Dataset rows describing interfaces
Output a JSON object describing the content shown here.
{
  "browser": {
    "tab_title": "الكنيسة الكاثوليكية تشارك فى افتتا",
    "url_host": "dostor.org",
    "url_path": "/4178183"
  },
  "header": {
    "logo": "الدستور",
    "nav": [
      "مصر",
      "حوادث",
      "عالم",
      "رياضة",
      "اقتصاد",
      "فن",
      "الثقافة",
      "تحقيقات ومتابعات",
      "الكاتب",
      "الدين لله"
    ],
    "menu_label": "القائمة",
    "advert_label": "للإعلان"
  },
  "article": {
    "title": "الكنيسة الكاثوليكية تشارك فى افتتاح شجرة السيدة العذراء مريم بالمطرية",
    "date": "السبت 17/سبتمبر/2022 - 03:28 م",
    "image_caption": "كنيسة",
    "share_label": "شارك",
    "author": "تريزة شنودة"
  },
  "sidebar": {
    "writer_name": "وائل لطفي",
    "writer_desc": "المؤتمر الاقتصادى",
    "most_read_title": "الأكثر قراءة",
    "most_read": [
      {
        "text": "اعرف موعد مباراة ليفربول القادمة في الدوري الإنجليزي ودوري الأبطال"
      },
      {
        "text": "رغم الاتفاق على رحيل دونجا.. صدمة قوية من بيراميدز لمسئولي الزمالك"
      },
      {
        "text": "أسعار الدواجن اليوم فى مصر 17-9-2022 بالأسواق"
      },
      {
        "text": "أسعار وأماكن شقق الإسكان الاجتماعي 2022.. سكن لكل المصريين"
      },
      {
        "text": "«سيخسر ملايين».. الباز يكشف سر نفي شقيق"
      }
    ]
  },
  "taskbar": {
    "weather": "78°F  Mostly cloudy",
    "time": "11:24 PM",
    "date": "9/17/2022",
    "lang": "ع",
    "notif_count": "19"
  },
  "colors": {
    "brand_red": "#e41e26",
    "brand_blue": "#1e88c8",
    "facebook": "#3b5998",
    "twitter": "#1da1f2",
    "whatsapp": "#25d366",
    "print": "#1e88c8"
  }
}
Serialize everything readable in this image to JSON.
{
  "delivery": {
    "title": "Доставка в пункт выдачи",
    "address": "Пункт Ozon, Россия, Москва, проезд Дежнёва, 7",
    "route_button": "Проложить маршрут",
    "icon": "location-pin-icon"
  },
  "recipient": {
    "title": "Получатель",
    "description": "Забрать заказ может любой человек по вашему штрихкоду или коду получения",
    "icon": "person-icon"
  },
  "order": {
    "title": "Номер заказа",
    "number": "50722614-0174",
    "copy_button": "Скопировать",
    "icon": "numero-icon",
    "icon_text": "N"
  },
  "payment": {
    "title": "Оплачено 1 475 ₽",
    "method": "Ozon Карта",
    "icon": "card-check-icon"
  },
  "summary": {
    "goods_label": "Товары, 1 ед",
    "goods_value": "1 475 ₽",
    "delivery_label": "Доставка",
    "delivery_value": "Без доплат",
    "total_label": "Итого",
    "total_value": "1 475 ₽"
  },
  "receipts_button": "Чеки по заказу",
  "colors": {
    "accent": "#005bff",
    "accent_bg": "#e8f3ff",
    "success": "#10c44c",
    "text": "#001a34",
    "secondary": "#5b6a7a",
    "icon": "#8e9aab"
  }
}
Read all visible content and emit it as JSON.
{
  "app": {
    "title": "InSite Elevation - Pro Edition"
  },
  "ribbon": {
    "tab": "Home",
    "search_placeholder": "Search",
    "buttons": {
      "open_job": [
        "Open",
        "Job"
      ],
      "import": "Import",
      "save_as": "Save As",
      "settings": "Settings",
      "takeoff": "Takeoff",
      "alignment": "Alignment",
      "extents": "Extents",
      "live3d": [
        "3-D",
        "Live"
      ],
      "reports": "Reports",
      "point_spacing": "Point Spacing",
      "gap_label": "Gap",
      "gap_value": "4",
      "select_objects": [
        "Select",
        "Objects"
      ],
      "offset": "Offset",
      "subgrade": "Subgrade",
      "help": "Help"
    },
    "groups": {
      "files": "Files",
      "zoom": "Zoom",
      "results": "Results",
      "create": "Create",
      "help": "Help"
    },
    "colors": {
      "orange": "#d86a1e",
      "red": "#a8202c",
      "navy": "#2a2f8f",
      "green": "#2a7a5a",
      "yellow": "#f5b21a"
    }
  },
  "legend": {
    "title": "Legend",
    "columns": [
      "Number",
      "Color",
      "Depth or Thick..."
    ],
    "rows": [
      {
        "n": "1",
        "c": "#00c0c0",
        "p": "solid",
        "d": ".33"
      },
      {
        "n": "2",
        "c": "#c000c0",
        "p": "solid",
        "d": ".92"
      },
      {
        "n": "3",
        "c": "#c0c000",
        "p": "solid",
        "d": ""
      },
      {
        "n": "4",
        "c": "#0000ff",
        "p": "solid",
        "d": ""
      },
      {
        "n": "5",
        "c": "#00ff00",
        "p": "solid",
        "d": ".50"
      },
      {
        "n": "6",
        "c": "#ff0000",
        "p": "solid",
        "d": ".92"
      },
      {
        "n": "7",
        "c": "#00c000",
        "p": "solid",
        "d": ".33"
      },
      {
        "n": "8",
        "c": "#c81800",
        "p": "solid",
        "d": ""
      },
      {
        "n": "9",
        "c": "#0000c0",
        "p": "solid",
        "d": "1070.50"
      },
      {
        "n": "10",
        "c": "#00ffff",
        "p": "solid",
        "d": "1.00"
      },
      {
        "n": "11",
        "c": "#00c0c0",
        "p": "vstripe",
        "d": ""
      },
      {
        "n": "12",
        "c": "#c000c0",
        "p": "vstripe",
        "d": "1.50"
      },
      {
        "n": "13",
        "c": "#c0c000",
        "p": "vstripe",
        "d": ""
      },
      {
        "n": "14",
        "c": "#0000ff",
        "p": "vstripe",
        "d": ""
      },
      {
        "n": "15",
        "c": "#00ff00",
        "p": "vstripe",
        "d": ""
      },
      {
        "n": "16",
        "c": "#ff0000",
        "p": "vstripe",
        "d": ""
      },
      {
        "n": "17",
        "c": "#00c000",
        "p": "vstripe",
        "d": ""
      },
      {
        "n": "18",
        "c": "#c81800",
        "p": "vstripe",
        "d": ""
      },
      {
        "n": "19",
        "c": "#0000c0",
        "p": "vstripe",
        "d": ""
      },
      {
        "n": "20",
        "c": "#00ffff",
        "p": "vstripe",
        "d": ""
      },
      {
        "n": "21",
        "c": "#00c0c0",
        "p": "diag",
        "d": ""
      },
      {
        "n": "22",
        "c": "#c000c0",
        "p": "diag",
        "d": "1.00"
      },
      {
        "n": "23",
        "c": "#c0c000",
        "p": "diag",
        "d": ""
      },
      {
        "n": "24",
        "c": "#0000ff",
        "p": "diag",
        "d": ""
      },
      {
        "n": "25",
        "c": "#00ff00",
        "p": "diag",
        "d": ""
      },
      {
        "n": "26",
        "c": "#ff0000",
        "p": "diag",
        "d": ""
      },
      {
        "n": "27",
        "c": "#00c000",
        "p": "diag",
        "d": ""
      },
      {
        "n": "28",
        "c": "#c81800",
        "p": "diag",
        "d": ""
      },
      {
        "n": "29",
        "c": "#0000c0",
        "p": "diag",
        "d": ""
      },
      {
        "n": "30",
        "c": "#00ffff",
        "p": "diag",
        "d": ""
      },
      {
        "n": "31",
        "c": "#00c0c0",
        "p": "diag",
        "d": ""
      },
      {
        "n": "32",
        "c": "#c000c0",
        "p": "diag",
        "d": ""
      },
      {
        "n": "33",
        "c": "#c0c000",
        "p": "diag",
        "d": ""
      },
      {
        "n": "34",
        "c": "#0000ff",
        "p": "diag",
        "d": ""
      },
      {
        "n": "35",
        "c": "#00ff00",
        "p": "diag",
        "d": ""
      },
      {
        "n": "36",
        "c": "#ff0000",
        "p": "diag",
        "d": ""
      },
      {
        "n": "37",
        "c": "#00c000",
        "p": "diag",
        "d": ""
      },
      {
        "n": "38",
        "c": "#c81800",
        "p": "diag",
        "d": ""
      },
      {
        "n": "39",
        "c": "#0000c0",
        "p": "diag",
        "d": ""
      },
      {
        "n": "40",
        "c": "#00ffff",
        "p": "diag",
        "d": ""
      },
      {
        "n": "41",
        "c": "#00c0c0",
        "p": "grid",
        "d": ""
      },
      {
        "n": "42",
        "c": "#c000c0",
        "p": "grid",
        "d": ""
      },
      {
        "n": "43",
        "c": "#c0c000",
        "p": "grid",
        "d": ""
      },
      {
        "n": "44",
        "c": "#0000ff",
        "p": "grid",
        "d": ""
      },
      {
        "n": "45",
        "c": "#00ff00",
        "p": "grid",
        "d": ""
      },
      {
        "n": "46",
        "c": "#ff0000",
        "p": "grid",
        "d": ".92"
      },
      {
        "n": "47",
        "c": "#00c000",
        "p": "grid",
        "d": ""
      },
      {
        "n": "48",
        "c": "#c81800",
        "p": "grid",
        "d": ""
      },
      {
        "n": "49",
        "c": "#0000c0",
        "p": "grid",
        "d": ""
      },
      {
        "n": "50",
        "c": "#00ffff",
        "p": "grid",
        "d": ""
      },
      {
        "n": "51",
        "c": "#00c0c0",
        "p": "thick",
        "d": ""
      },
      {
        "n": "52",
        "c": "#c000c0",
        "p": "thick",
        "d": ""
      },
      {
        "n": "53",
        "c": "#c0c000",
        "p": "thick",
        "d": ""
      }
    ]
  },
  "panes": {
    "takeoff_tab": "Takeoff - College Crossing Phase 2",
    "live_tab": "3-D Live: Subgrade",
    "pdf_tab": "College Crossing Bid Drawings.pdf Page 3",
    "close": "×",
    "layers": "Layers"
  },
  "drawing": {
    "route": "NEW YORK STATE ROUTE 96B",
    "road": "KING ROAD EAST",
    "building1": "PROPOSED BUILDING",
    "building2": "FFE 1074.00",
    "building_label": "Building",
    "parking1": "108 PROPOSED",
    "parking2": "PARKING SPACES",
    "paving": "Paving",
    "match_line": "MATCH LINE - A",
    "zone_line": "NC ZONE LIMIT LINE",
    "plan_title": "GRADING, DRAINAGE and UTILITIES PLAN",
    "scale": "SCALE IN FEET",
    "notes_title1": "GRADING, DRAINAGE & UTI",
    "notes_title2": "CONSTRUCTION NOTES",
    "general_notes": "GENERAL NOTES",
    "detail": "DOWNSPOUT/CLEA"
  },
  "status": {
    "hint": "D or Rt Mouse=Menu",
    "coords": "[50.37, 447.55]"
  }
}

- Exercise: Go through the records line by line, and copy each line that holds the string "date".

- Answer for this exercise:
    "date": "السبت 17/سبتمبر/2022 - 03:28 م",
    "date": "9/17/2022",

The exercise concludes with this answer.